ASSIGNED TASK>
From the first line to the last, copy the data exactly.

[Records contained in a dataset]
════

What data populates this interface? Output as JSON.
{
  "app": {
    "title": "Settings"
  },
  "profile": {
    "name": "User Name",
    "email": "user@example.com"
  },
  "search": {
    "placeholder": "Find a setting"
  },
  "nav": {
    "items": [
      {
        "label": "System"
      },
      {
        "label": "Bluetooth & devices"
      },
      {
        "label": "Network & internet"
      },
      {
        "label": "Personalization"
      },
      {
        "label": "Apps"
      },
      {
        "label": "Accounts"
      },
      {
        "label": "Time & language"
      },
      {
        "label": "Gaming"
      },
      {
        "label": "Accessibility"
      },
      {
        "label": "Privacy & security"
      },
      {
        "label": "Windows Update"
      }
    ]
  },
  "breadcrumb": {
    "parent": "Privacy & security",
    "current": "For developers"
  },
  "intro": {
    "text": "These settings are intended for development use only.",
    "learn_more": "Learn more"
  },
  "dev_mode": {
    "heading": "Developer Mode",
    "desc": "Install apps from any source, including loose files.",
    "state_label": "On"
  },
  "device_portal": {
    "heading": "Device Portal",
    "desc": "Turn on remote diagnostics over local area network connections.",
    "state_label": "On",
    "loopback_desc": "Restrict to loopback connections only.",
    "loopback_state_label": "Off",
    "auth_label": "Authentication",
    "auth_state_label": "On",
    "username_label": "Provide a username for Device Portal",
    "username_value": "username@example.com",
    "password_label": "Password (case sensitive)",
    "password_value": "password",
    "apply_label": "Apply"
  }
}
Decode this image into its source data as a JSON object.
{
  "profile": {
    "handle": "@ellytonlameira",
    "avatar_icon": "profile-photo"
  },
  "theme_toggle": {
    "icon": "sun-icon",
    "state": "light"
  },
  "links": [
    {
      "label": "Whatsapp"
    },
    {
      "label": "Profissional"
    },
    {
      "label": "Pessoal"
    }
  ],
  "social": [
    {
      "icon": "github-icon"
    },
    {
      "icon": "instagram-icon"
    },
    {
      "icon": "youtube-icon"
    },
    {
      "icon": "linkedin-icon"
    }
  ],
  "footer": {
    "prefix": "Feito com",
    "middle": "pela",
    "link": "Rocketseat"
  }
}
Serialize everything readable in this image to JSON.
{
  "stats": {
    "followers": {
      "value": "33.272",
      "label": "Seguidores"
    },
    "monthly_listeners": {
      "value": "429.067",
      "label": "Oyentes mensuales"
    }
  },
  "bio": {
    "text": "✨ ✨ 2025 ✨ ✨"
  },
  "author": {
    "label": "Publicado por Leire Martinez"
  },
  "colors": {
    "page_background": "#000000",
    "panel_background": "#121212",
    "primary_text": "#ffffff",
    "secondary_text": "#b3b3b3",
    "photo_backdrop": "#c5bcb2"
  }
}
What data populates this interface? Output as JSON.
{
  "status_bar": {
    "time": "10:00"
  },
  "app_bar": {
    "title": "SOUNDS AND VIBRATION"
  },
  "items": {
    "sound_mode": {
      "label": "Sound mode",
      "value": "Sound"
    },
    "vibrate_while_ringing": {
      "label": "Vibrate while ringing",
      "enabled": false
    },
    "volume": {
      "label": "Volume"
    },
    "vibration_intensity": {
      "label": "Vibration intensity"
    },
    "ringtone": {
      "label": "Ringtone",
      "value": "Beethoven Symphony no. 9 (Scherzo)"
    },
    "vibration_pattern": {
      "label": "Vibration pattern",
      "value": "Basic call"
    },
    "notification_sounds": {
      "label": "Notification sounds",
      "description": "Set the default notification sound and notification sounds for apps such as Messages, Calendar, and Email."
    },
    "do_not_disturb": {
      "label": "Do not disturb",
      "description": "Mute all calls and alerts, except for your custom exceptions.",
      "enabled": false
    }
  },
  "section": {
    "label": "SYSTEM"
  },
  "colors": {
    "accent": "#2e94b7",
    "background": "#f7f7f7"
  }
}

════

OUTPUT OF THE EXERCISE>
What data populates this interface? Output as JSON.
{
  "app": {
    "title": "Settings"
  },
  "profile": {
    "name": "User Name",
    "email": "user@example.com"
  },
  "search": {
    "placeholder": "Find a setting"
  },
  "nav": {
    "items": [
      {
        "label": "System"
      },
      {
        "label": "Bluetooth & devices"
      },
      {
        "label": "Network & internet"
      },
      {
        "label": "Personalization"
      },
      {
        "label": "Apps"
      },
      {
        "label": "Accounts"
      },
      {
        "label": "Time & language"
      },
      {
        "label": "Gaming"
      },
      {
        "label": "Accessibility"
      },
      {
        "label": "Privacy & security"
      },
      {
        "label": "Windows Update"
      }
    ]
  },
  "breadcrumb": {
    "parent": "Privacy & security",
    "current": "For developers"
  },
  "intro": {
    "text": "These settings are intended for development use only.",
    "learn_more": "Learn more"
  },
  "dev_mode": {
    "heading": "Developer Mode",
    "desc": "Install apps from any source, including loose files.",
    "state_label": "On"
  },
  "device_portal": {
    "heading": "Device Portal",
    "desc": "Turn on remote diagnostics over local area network connections.",
    "state_label": "On",
    "loopback_desc": "Restrict to loopback connections only.",
    "loopback_state_label": "Off",
    "auth_label": "Authentication",
    "auth_state_label": "On",
    "username_label": "Provide a username for Device Portal",
    "username_value": "username@example.com",
    "password_label": "Password (case sensitive)",
    "password_value": "password",
    "apply_label": "Apply"
  }
}
Decode this image into its source data as a JSON object.
{
  "profile": {
    "handle": "@ellytonlameira",
    "avatar_icon": "profile-photo"
  },
  "theme_toggle": {
    "icon": "sun-icon",
    "state": "light"
  },
  "links": [
    {
      "label": "Whatsapp"
    },
    {
      "label": "Profissional"
    },
    {
      "label": "Pessoal"
    }
  ],
  "social": [
    {
      "icon": "github-icon"
    },
    {
      "icon": "instagram-icon"
    },
    {
      "icon": "youtube-icon"
    },
    {
      "icon": "linkedin-icon"
    }
  ],
  "footer": {
    "prefix": "Feito com",
    "middle": "pela",
    "link": "Rocketseat"
  }
}
Serialize everything readable in this image to JSON.
{
  "stats": {
    "followers": {
      "value": "33.272",
      "label": "Seguidores"
    },
    "monthly_listeners": {
      "value": "429.067",
      "label": "Oyentes mensuales"
    }
  },
  "bio": {
    "text": "✨ ✨ 2025 ✨ ✨"
  },
  "author": {
    "label": "Publicado por Leire Martinez"
  },
  "colors": {
    "page_background": "#000000",
    "panel_background": "#121212",
    "primary_text": "#ffffff",
    "secondary_text": "#b3b3b3",
    "photo_backdrop": "#c5bcb2"
  }
}
What data populates this interface? Output as JSON.
{
  "status_bar": {
    "time": "10:00"
  },
  "app_bar": {
    "title": "SOUNDS AND VIBRATION"
  },
  "items": {
    "sound_mode": {
      "label": "Sound mode",
      "value": "Sound"
    },
    "vibrate_while_ringing": {
      "label": "Vibrate while ringing",
      "enabled": false
    },
    "volume": {
      "label": "Volume"
    },
    "vibration_intensity": {
      "label": "Vibration intensity"
    },
    "ringtone": {
      "label": "Ringtone",
      "value": "Beethoven Symphony no. 9 (Scherzo)"
    },
    "vibration_pattern": {
      "label": "Vibration pattern",
      "value": "Basic call"
    },
    "notification_sounds": {
      "label": "Notification sounds",
      "description": "Set the default notification sound and notification sounds for apps such as Messages, Calendar, and Email."
    },
    "do_not_disturb": {
      "label": "Do not disturb",
      "description": "Mute all calls and alerts, except for your custom exceptions.",
      "enabled": false
    }
  },
  "section": {
    "label": "SYSTEM"
  },
  "colors": {
    "accent": "#2e94b7",
    "background": "#f7f7f7"
  }
}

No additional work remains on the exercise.